The world's first malaria vaccine is to be considered for use in national immunisation programmes after being given the scientific seal of approval.
The medication, developed by GlaxoSmithKline (GSK), has been awarded "positive scientific opinion" by the European Medicines Agency, passing tests for safety and effectiveness.
The vaccination, known as RTS,S, has been approved for children aged six weeks to 17 months.
The World Health Organisation (WHO) will now produce guidance on use of the vaccine in immunisation programmes once it is passed by national regulatory authorities.
GSK chief executive Sir Andrew Witty said: "Today's scientific opinion represents a further important step towards making available for young children the world's first malaria vaccine.

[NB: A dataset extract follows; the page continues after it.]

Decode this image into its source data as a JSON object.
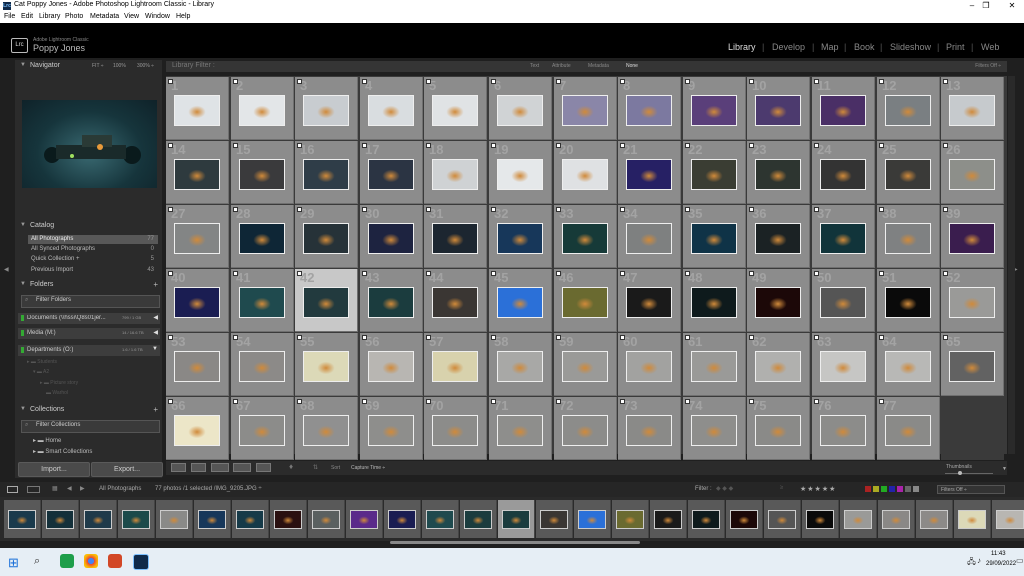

"While RTS,S on its own is not the complete answer to malaria, its use alongside those interventions currently available such as bed nets and insecticides, would provide a very meaningful contribution to controlling the impact of malaria on children in those African communities that need it the most.
"The work doesn't stop here and GSK remains committed to investing in R&D for malaria vaccines and treatments to find more ways to tackle this devastating disease."
Tests of the vaccination found that over the first 18 months, following three doses of RTS,S, malaria cases were reduced by almost half in children aged 15-17 months at the time of their first vaccination, and by 27% in children aged 6-12 weeks.
In areas where malaria was most prevalent, 6,000 cases were prevented over the study period for every 1,000 children vaccinated, according to results from the clinical trial.
GSK has said it will not make profit from the vaccine, but has not yet confirmed its cost.
The latest WHO figures show there were about 198 million cases of malaria in 2013 and an estimated 584,000 deaths.
Most fatalities occur among children living in Africa, where a child dies every minute from malaria, and the current most effective prevention measure is mosquito nets, while no licensed vaccine exists.
RTS,S is the first malaria vaccine to be assessed by a regulatory agency, following decades of research.
In April, in a report published in the Lancet medical journal, scientists said the drug could make a "substantial contribution" to controlling malaria, which kills hundreds of thousands every year.
But the study's author, Brian Greenwood, of the London School of Hygiene and Tropical Medicine, admitted the vaccine was not "perfect".
He told Sky News: "Everyone accepts that this is not the perfect or the last malaria vaccine. It's not good enough to stop transmission but it will cut the huge burden of disease."
The drug has been developed by GSK in partnership with the Path Malaria Vaccine Initiative, a global programme established through an initial grant from the Bill & Melinda Gates Foundation.
Dr David C Kaslow, vice president of product development at Path, said the "regulatory landmark" was "a credit" to GSK's 30-year commitment to finding a vaccine.
He added: "Today marks a significant scientific milestone for the long-standing partnership to develop a vaccine, yet several more steps remain before a malaria vaccine might reach the young children in Africa who most need protection against this deadly human parasite.
"Path will continue to work with GSK and other partners to ensure that the evidence is available, as soon as possible, to support informed decision-making on those remaining steps."
Justin Forsyth, chief executive of Save the Children, said: "This is an extremely positive step towards being able to vaccinate children against malaria.
"Malaria is one of the biggest killers of children in the world, killing one child every minute, and Save the Children welcomes any treatment or preventative measure that has the potential to reduce the prevalence of this ruthless killer."
He added: "Any new treatment should be made affordable and a part of continued efforts to ensure that comprehensive strategies are in place to prevent and treat malaria, including strengthening the health systems that will help deliver such treatments."
The European Medicines Agency's approval is a requirement for a WHO policy recommendation, but national regulators will take the decision whether to license the vaccine.
WHO will provide its recommendations on the use of RTS,S by November this year, addressing implementation , cost-effectiveness, and the "public health value" of the vaccine compared to other malaria controls.